ICC Women's World Cup Winner To Pocket USD 1.32 Million, Double Amount Of 2017 Edition
The overall prize money pot has also seen an increase of 75 per cent, with the eight teams taking home a share of USD 3.5 million which is USD 1.5 million more than the previous edition
The winners of the upcoming ICC women's World Cup in New Zealand will pocket a cash prize of USD 1.32 million, which is double the amount that was awarded to the victors of the 2017 edition in England. The overall prize money pot has also seen an increase of 75 per cent, with the eight teams taking home a share of USD 3.5 million which is USD 1.5 million more than the previous edition, the ICC said on Tuesday.
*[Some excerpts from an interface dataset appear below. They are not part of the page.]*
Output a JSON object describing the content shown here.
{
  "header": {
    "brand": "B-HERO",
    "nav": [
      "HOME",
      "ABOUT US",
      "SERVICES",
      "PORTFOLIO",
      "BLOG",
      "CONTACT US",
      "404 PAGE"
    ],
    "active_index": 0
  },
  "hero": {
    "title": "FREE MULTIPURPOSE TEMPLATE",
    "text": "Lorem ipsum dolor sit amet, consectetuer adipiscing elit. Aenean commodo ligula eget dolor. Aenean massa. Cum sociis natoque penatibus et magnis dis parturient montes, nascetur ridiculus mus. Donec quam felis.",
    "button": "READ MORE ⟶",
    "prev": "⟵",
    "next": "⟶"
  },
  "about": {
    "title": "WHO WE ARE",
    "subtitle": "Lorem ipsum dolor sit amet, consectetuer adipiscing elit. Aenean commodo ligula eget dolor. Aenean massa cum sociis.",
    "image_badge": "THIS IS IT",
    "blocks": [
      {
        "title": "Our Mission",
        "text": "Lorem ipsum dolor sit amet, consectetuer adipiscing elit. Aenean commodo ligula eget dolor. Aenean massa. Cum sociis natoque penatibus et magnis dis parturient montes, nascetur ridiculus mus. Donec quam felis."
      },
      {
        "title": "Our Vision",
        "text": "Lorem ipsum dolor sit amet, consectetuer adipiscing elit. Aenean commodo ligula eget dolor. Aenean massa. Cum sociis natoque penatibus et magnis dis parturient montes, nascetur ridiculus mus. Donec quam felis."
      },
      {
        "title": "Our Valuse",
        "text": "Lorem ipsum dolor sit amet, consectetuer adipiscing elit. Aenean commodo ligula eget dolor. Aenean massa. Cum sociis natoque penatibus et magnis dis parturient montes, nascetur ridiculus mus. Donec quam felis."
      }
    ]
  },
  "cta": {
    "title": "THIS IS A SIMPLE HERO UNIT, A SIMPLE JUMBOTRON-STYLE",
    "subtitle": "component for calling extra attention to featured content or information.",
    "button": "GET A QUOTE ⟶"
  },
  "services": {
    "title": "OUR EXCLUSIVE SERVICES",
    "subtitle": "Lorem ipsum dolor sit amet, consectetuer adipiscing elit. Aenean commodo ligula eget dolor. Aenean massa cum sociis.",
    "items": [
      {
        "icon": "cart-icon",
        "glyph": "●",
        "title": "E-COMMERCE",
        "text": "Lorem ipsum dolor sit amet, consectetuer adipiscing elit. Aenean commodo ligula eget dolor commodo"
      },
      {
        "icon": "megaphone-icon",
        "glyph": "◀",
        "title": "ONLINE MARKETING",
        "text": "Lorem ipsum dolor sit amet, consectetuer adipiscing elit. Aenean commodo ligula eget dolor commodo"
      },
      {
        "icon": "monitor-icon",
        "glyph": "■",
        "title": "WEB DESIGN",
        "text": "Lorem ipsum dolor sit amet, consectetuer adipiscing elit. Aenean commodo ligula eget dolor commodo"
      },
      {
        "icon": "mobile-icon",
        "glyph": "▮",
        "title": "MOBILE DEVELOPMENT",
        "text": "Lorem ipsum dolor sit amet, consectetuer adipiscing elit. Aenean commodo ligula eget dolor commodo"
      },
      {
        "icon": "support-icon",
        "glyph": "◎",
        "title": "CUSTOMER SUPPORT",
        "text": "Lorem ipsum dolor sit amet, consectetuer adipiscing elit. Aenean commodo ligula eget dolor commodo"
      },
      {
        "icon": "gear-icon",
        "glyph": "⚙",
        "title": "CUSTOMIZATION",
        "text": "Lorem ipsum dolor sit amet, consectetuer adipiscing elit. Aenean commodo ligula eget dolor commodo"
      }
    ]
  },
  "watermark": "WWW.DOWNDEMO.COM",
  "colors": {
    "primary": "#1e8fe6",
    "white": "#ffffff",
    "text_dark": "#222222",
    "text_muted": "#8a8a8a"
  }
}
The runners-up will take home USD 600,000, which is USD 270,000 more than India were rewarded in 2017 for finishing second best.
The two losing semi-finalists will earn USD 300,000 each while the four teams who exit at the group stages will be awarded USD 70,000 -- up from the USD 30,000 prize from the previous edition.
Every group stage win will also earn the teams a reward of USD 25,000 per victory from a total pot of USD 700,000.
This marks an increase in the prize money during the Women's Cricket World Cup for consecutive editions. The prize money between the 2013 and the 2017 edition witnessed a tenfold increase, going up from USD 200,000 to USD 2 million.
England, who were crowned the champions on their home turf, took home USD 660,000 after beating India by nine runs to claim their fourth title.
In the 2022 edition, a total of 28 group stage matches will be played in a round-robin format, with each team playing each other once. The four sides with the most points will then advance to the semifinals. A victory will carry two points while a draw, a tie or a no-result will see them walk away with a single point.
The matches will be played across six venues with the tournament opener taking place between hosts New Zealand and West Indies at Bay Oval in Mount Maunganui on March 4.
The final will be played at Hagley Oval in Christchurch on April 3.